*** Source data ***
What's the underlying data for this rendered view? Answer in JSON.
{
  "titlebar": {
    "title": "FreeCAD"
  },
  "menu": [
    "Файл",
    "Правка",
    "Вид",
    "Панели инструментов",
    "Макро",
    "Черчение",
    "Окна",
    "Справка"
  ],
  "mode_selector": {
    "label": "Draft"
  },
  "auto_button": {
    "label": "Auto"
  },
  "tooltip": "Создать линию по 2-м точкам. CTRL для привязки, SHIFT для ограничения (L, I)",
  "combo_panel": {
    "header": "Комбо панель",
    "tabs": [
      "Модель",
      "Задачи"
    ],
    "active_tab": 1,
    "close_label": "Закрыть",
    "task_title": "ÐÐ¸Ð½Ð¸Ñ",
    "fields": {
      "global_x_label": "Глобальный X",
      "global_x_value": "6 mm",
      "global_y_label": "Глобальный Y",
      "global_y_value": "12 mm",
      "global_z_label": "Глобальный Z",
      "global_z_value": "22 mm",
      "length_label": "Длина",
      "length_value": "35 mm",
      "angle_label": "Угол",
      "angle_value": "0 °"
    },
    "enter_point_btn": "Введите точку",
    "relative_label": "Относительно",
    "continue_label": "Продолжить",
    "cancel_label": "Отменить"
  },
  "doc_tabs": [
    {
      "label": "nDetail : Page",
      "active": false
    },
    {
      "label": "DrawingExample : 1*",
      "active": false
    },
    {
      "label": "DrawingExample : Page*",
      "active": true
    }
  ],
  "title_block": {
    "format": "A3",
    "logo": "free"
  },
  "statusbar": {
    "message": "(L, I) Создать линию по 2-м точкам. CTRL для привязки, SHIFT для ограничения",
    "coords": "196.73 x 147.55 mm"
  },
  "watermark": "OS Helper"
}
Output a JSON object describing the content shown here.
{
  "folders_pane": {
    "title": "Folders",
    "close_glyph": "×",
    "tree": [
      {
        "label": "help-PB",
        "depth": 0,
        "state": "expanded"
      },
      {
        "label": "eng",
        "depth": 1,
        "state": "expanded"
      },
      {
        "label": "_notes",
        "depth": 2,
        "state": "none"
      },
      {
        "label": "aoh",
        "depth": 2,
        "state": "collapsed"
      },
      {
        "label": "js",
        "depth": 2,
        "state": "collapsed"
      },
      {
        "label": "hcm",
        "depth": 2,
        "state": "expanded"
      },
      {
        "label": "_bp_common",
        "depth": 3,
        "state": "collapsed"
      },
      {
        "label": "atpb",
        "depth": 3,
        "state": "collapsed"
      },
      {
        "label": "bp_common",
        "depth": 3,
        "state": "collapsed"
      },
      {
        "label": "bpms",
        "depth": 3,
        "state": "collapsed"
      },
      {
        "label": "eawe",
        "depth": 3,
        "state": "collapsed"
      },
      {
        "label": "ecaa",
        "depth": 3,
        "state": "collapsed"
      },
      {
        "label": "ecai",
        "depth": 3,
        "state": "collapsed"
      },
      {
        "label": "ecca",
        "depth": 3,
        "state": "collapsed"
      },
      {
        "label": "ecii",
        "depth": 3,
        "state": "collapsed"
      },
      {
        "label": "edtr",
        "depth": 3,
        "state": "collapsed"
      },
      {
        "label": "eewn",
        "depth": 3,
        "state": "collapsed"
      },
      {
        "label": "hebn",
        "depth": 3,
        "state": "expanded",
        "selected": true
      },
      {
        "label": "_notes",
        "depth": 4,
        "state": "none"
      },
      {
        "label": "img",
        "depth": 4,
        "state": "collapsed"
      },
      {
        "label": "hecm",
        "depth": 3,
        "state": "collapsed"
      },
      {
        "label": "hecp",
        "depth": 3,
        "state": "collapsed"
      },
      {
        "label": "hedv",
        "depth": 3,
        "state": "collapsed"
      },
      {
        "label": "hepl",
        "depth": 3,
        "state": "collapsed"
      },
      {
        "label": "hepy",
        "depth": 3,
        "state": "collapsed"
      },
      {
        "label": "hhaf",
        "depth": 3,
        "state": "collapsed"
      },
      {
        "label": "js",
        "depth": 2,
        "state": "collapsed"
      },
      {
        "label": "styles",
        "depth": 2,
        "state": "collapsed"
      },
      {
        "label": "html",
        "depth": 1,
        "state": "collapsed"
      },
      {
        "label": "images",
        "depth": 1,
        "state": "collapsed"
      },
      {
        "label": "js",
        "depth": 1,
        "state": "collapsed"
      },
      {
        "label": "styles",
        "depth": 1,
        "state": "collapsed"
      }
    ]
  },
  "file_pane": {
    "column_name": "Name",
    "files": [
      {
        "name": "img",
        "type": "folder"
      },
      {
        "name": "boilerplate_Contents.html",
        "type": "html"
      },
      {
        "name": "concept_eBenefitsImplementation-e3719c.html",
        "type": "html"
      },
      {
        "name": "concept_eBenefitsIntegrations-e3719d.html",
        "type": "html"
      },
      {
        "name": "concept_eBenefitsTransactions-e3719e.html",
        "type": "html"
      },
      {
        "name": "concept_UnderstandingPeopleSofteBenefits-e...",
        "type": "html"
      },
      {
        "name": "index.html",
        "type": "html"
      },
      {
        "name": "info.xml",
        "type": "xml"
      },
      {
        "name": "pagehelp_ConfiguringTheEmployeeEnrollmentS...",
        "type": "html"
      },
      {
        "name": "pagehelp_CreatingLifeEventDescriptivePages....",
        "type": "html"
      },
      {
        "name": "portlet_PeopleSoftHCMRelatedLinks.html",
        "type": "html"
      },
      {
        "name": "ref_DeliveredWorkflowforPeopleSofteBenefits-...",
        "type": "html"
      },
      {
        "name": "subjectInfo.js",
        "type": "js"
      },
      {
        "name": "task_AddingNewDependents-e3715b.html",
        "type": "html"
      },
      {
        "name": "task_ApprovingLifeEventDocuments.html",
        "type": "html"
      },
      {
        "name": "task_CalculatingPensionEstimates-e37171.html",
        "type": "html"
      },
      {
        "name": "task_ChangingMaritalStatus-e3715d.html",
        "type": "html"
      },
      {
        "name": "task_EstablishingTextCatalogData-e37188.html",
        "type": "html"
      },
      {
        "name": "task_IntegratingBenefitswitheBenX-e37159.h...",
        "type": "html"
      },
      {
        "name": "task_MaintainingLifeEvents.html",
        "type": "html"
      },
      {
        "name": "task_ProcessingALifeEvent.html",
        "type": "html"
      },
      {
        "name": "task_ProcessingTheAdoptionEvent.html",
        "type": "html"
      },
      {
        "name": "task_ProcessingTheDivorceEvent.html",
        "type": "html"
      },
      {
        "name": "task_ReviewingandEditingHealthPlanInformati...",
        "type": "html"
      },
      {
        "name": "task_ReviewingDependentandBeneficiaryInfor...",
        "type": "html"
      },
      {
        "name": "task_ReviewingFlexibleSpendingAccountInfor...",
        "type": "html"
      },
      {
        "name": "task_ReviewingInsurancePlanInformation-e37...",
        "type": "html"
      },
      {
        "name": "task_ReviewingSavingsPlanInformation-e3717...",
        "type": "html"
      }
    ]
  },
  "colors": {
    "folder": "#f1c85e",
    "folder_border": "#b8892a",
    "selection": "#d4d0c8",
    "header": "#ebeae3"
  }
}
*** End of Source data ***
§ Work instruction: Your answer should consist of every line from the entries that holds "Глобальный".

§ Output for this task:
      "global_x_label": "Глобальный X",
      "global_y_label": "Глобальный Y",
      "global_z_label": "Глобальный Z",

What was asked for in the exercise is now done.